◆ Task description
Beginning with the line where "Decode this image" appears, set down each line exactly until the records below end, and omit the pictures.

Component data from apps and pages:
>>>>>
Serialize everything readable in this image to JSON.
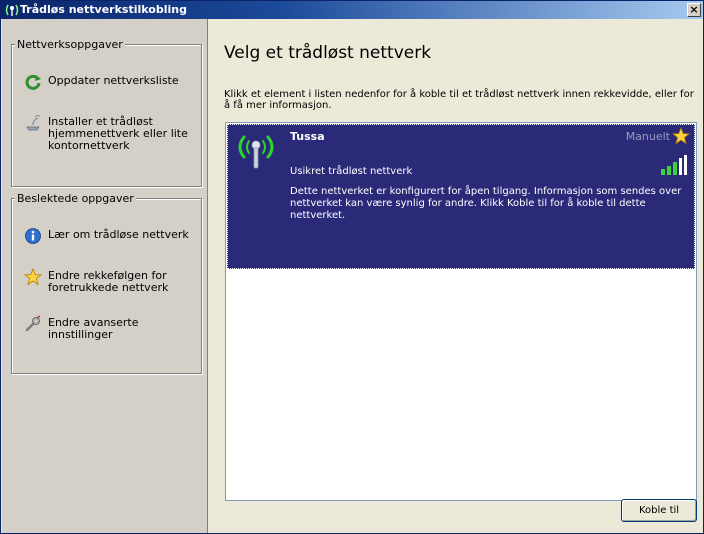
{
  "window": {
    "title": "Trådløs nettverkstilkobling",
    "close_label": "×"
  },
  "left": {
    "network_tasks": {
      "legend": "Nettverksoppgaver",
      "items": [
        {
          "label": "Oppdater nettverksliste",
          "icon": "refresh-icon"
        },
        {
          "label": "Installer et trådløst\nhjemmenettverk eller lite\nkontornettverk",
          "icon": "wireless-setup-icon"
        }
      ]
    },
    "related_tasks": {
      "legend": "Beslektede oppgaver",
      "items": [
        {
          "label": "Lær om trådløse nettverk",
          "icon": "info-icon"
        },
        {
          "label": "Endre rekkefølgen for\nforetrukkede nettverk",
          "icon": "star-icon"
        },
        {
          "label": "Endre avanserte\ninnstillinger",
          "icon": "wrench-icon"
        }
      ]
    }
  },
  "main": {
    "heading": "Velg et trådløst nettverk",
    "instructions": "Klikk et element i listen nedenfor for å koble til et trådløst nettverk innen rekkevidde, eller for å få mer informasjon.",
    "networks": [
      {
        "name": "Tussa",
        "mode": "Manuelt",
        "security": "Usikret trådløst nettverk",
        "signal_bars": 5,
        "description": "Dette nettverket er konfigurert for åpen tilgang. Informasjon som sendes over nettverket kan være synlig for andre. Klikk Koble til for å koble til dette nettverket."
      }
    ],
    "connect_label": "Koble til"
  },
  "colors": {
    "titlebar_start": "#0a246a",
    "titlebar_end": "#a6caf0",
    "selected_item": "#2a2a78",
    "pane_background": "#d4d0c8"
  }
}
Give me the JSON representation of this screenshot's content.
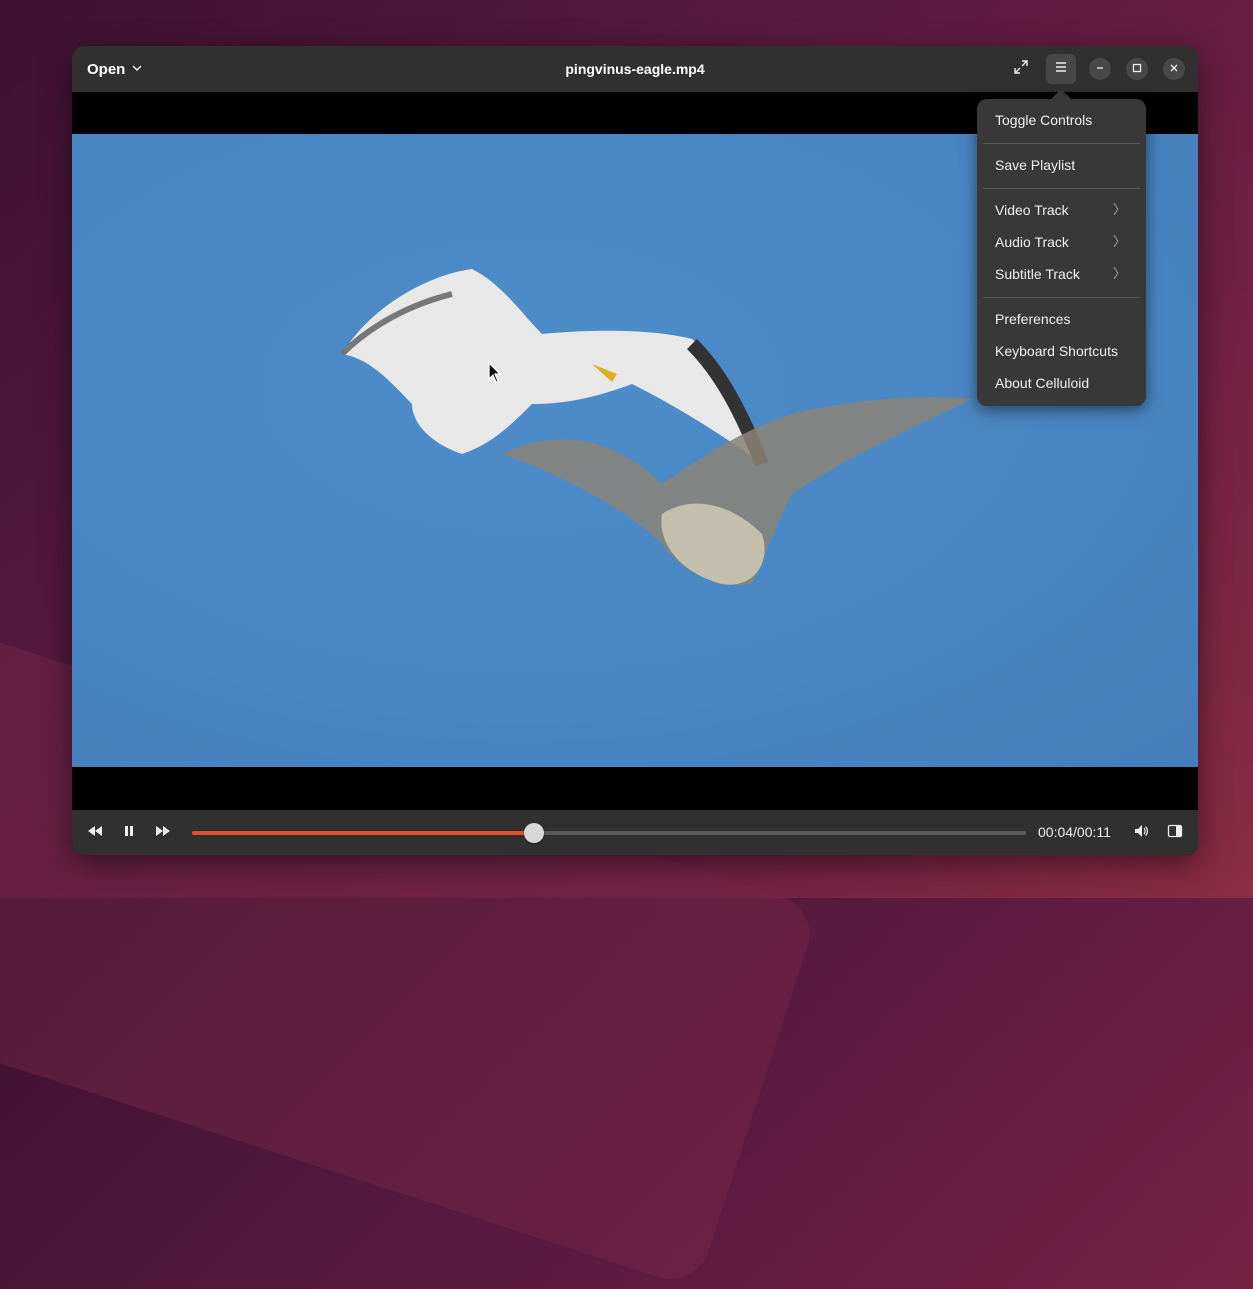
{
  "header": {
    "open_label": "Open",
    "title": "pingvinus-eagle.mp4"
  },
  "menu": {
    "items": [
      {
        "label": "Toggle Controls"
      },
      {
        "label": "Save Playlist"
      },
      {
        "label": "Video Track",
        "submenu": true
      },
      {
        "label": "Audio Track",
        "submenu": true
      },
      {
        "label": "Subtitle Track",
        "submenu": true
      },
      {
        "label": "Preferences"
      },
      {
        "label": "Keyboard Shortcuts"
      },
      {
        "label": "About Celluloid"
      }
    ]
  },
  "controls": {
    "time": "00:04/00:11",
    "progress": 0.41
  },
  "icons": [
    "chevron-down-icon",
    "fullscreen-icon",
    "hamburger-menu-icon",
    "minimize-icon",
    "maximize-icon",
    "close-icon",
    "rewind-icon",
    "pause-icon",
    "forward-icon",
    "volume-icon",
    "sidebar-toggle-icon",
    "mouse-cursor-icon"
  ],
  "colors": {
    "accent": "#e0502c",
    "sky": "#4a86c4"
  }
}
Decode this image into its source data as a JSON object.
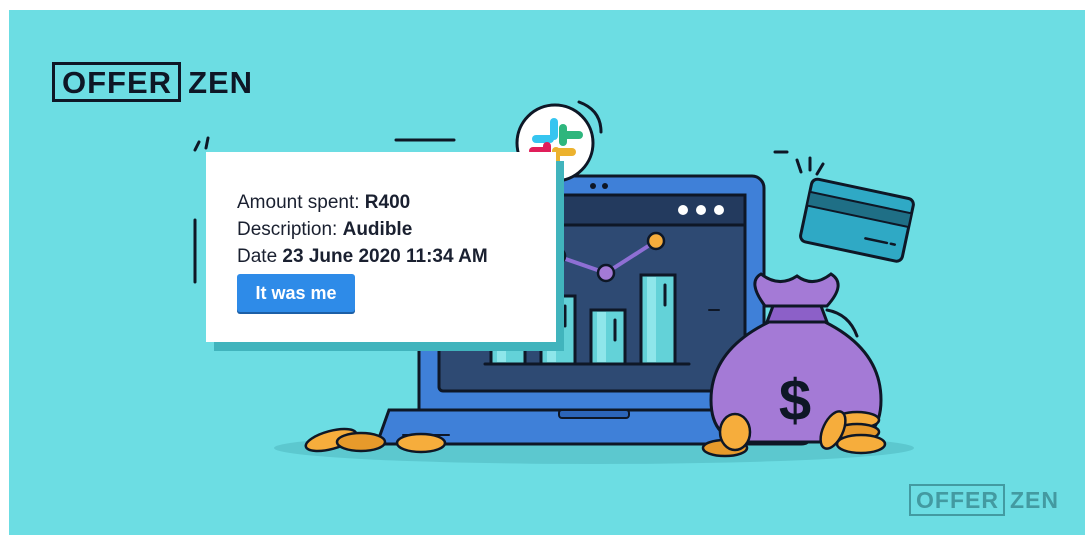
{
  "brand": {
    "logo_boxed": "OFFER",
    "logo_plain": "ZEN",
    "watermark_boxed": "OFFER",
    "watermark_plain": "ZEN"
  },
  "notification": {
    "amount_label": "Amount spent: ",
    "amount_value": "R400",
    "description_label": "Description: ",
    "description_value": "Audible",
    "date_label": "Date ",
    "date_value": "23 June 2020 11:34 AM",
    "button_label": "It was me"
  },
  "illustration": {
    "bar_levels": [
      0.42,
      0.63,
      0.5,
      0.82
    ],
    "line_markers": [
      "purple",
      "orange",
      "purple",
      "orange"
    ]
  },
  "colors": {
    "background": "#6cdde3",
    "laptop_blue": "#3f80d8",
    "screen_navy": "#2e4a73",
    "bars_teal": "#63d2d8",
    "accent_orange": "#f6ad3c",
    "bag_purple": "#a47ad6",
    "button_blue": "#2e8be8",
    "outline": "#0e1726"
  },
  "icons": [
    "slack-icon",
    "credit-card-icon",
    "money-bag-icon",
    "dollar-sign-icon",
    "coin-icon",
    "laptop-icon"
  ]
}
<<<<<
◆ Written response
Decode this image into its source data as a JSON object.
{
  "brand": {
    "logo_boxed": "OFFER",
    "logo_plain": "ZEN",
    "watermark_boxed": "OFFER",
    "watermark_plain": "ZEN"
  },
  "notification": {
    "amount_label": "Amount spent: ",
    "amount_value": "R400",
    "description_label": "Description: ",
    "description_value": "Audible",
    "date_label": "Date ",
    "date_value": "23 June 2020 11:34 AM",
    "button_label": "It was me"
  },
  "illustration": {
    "bar_levels": [
      0.42,
      0.63,
      0.5,
      0.82
    ],
    "line_markers": [
      "purple",
      "orange",
      "purple",
      "orange"
    ]
  },
  "colors": {
    "background": "#6cdde3",
    "laptop_blue": "#3f80d8",
    "screen_navy": "#2e4a73",
    "bars_teal": "#63d2d8",
    "accent_orange": "#f6ad3c",
    "bag_purple": "#a47ad6",
    "button_blue": "#2e8be8",
    "outline": "#0e1726"
  },
  "icons": [
    "slack-icon",
    "credit-card-icon",
    "money-bag-icon",
    "dollar-sign-icon",
    "coin-icon",
    "laptop-icon"
  ]
}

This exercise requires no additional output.